I don’t get it, but they love walking around fields of flowers and berries here. Asians are absolutely obsessed with taking pictures for Instagram. I mean everywhere you go you are surrounded by teenage girls in weird outfits, taking short videos running up to and away from a camera on a stand. Some also subject their boyfriend to film it all, also a sort of “camera-on-a-stand”
Our next stop was a winery for lunch. A bit strange, they had this huge vineyard, but were selling Australian wines in their gift shop and restaurant.
A coffee shop after lunch and then on to our lodging for the night
The next day we entered the park, stopping at a few vistas for pictures, then taking a short hike around the visitors center
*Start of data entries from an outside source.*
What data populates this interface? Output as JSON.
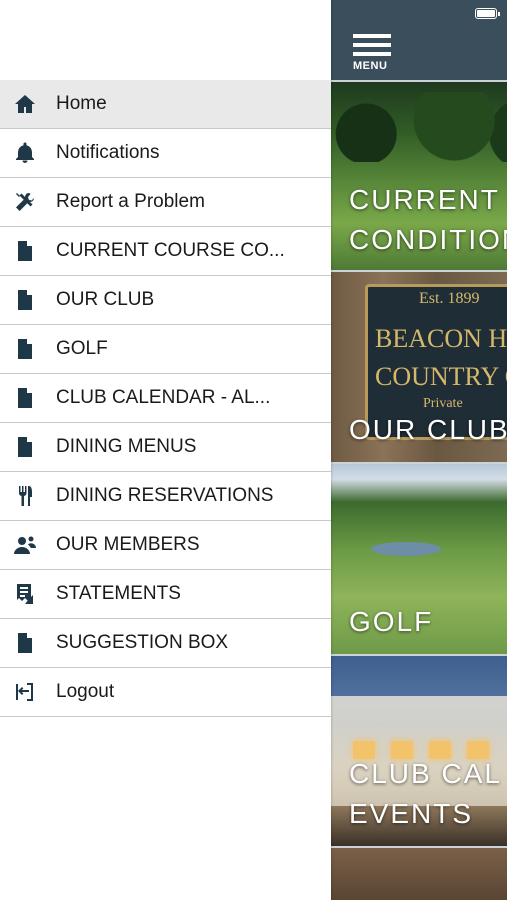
{
  "status_bar": {
    "battery_icon": "battery-icon"
  },
  "app": {
    "menu_label": "MENU",
    "tiles": [
      {
        "line1": "CURRENT",
        "line2": "CONDITIONS"
      },
      {
        "line1": "OUR CLUB",
        "sign_est": "Est. 1899",
        "sign_line1": "BEACON HILL",
        "sign_line2": "COUNTRY CLUB",
        "sign_line3": "Private"
      },
      {
        "line1": "GOLF"
      },
      {
        "line1": "CLUB CAL",
        "line2": "EVENTS"
      }
    ]
  },
  "drawer": {
    "items": [
      {
        "label": "Home",
        "icon": "home-icon",
        "active": true
      },
      {
        "label": "Notifications",
        "icon": "bell-icon"
      },
      {
        "label": "Report a Problem",
        "icon": "tools-icon"
      },
      {
        "label": "CURRENT COURSE CO...",
        "icon": "document-icon"
      },
      {
        "label": "OUR CLUB",
        "icon": "document-icon"
      },
      {
        "label": "GOLF",
        "icon": "document-icon"
      },
      {
        "label": "CLUB CALENDAR - AL...",
        "icon": "document-icon"
      },
      {
        "label": "DINING MENUS",
        "icon": "document-icon"
      },
      {
        "label": "DINING RESERVATIONS",
        "icon": "utensils-icon"
      },
      {
        "label": "OUR MEMBERS",
        "icon": "members-icon"
      },
      {
        "label": "STATEMENTS",
        "icon": "statement-icon"
      },
      {
        "label": "SUGGESTION BOX",
        "icon": "document-icon"
      },
      {
        "label": "Logout",
        "icon": "logout-icon"
      }
    ]
  },
  "colors": {
    "icon": "#1f3847",
    "header": "#3a4e5b",
    "active_row": "#e9e9e9"
  }
}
There is a gibbon somewhere in the below picture
Another 1Km hike to a waterfall. The stairs proved difficult for Amy’s father, but we were in no rush (Not her father in picture on stairs).
In the below picture is a Hornbill bird…somewhere.
That evening we had dinner at the spectacle that is Midwinter. Followed by a stop for desert at the Chocolate Factory
The next morning we stopped at an art museum before heading back to Bangkok
Coffee Shop for iced coffee. In this heat, it is a must.
Around Christmas we also took the car downtown Bangkok to visit Chatuchack Weekend Market to find things to fill the house. We found a few things, but when we returned home we decided it was easier to just go to IKEA and buy online from the Thailand version of Amazon. It goes against every fiber in my being to decorate in this manner but did not have years to amass the useless crap we needed for upcoming visitors.
Staging area for useless crap
Until Next Month